▶ **YOUR ASSIGNMENT**
Scan the entries for the word "furniture". Every line that has it should be copied.

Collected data
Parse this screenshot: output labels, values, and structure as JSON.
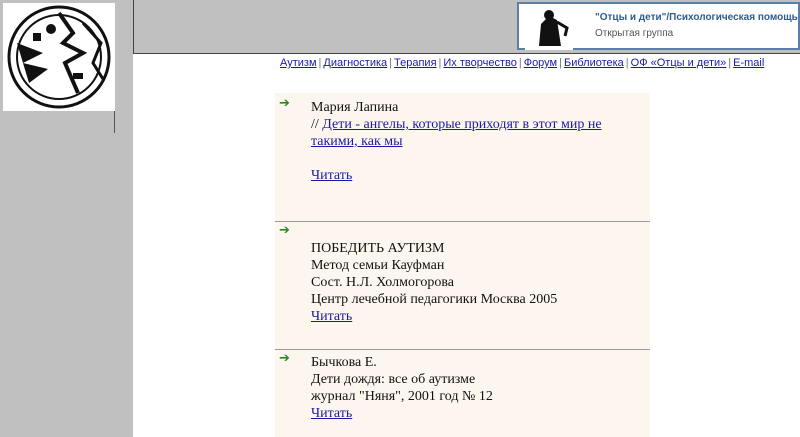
{
  "group": {
    "title": "\"Отцы и дети\"/Психологическая помощь",
    "subtitle": "Открытая группа"
  },
  "nav": {
    "items": [
      {
        "label": "Аутизм"
      },
      {
        "label": "Диагностика"
      },
      {
        "label": "Терапия"
      },
      {
        "label": "Их творчество"
      },
      {
        "label": "Форум"
      },
      {
        "label": "Библиотека"
      },
      {
        "label": "ОФ «Отцы и дети»"
      },
      {
        "label": "E-mail"
      }
    ]
  },
  "articles": [
    {
      "author": "Мария Лапина",
      "prefix": "// ",
      "title_link": "Дети - ангелы, которые приходят в этот мир не такими, как мы",
      "read": "Читать"
    },
    {
      "lines": [
        "ПОБЕДИТЬ АУТИЗМ",
        "Метод семьи Кауфман",
        "Сост. Н.Л. Холмогорова",
        "Центр лечебной педагогики Москва 2005"
      ],
      "read": "Читать"
    },
    {
      "lines": [
        "Бычкова Е.",
        "Дети дождя: все об аутизме",
        "журнал \"Няня\", 2001 год № 12"
      ],
      "read": "Читать"
    }
  ],
  "colors": {
    "accent_arrow": "#2a8a1f",
    "link": "#1a1aa6",
    "sidebar": "#c0c0c0",
    "content_bg": "#fdf6ee"
  }
}
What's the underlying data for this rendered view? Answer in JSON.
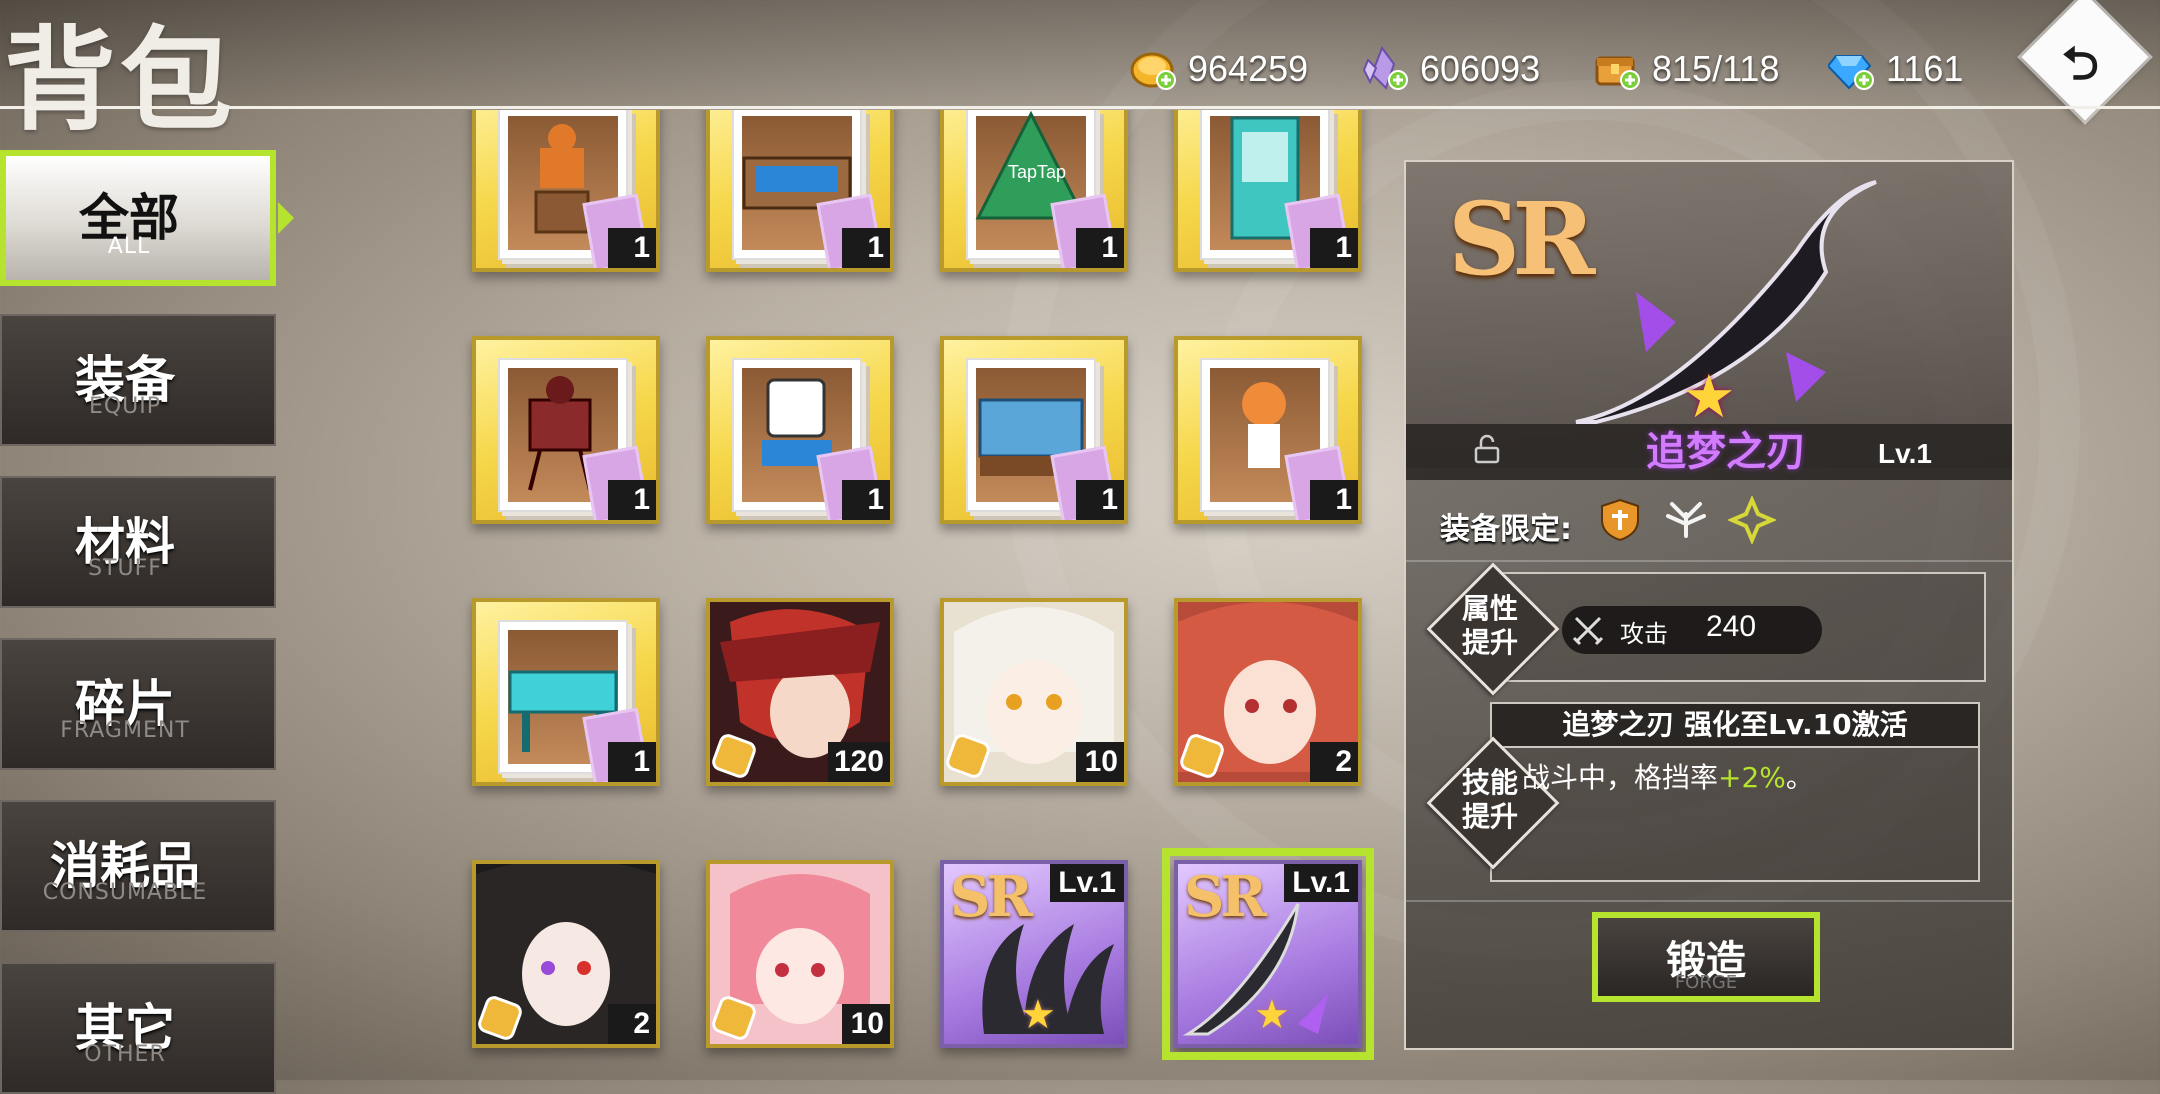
{
  "header": {
    "title": "背包",
    "resources": [
      {
        "icon": "gold-coin-icon",
        "value": "964259"
      },
      {
        "icon": "purple-crystal-icon",
        "value": "606093"
      },
      {
        "icon": "treasure-chest-icon",
        "value": "815/118"
      },
      {
        "icon": "diamond-icon",
        "value": "1161"
      }
    ]
  },
  "sidebar": {
    "items": [
      {
        "zh": "全部",
        "en": "ALL",
        "active": true
      },
      {
        "zh": "装备",
        "en": "EQUIP"
      },
      {
        "zh": "材料",
        "en": "STUFF"
      },
      {
        "zh": "碎片",
        "en": "FRAGMENT"
      },
      {
        "zh": "消耗品",
        "en": "CONSUMABLE"
      },
      {
        "zh": "其它",
        "en": "OTHER"
      }
    ]
  },
  "grid": {
    "items": [
      {
        "name": "furniture-card-robot-statue",
        "count": "1"
      },
      {
        "name": "furniture-card-air-hockey",
        "count": "1"
      },
      {
        "name": "furniture-card-taptap-tree",
        "count": "1"
      },
      {
        "name": "furniture-card-claw-machine",
        "count": "1"
      },
      {
        "name": "furniture-card-projector",
        "count": "1"
      },
      {
        "name": "furniture-card-cube-stool",
        "count": "1"
      },
      {
        "name": "furniture-card-sofa",
        "count": "1"
      },
      {
        "name": "furniture-card-figurine",
        "count": "1"
      },
      {
        "name": "furniture-card-taptap-table",
        "count": "1"
      },
      {
        "name": "fragment-red-hat-girl",
        "count": "120"
      },
      {
        "name": "fragment-white-hair-girl",
        "count": "10"
      },
      {
        "name": "fragment-red-hair-girl",
        "count": "2"
      },
      {
        "name": "fragment-black-hair-girl",
        "count": "2"
      },
      {
        "name": "fragment-pink-hair-girl",
        "count": "10"
      },
      {
        "name": "equip-sr-claw",
        "rarity": "SR",
        "level": "Lv.1"
      },
      {
        "name": "equip-sr-blade",
        "rarity": "SR",
        "level": "Lv.1",
        "selected": true
      }
    ]
  },
  "detail": {
    "rarity": "SR",
    "name": "追梦之刃",
    "level": "Lv.1",
    "equip_limit_label": "装备限定:",
    "attr_section_label": [
      "属性",
      "提升"
    ],
    "stat": {
      "label": "攻击",
      "value": "240"
    },
    "skill_section_label": [
      "技能",
      "提升"
    ],
    "skill_title": "追梦之刃 强化至Lv.10激活",
    "skill_desc_prefix": "战斗中，格挡率",
    "skill_desc_value": "+2%",
    "skill_desc_suffix": "。",
    "forge": {
      "zh": "锻造",
      "en": "FORGE"
    }
  },
  "colors": {
    "accent": "#b6e32e",
    "sr_gold": "#f6c076",
    "name_purple": "#d27bff"
  }
}
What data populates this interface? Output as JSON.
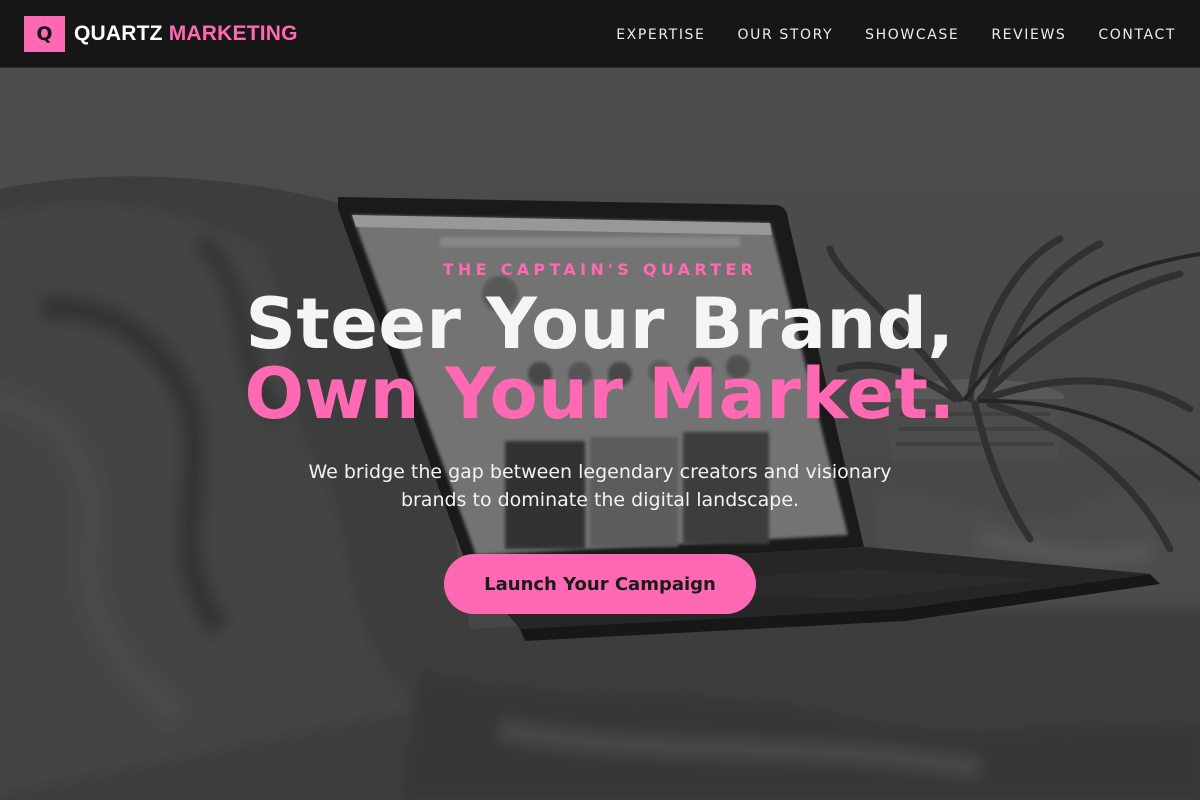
{
  "brand": {
    "mark": "Q",
    "name_primary": "QUARTZ",
    "name_accent": "MARKETING"
  },
  "nav": {
    "items": [
      {
        "label": "EXPERTISE"
      },
      {
        "label": "OUR STORY"
      },
      {
        "label": "SHOWCASE"
      },
      {
        "label": "REVIEWS"
      },
      {
        "label": "CONTACT"
      }
    ]
  },
  "hero": {
    "eyebrow": "THE CAPTAIN'S QUARTER",
    "headline_line1": "Steer Your Brand,",
    "headline_line2": "Own Your Market.",
    "subtext": "We bridge the gap between legendary creators and visionary brands to dominate the digital landscape.",
    "cta_label": "Launch Your Campaign",
    "background_image": "grayscale-laptop-on-blanket-with-plant"
  },
  "colors": {
    "accent": "#ff69b4",
    "nav_background": "#161616",
    "text_light": "#f5f5f7"
  }
}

▶ **TASK RESULT**
        "name": "furniture-card-robot-statue",
        "name": "furniture-card-air-hockey",
        "name": "furniture-card-taptap-tree",
        "name": "furniture-card-claw-machine",
        "name": "furniture-card-projector",
        "name": "furniture-card-cube-stool",
        "name": "furniture-card-sofa",
        "name": "furniture-card-figurine",
        "name": "furniture-card-taptap-table",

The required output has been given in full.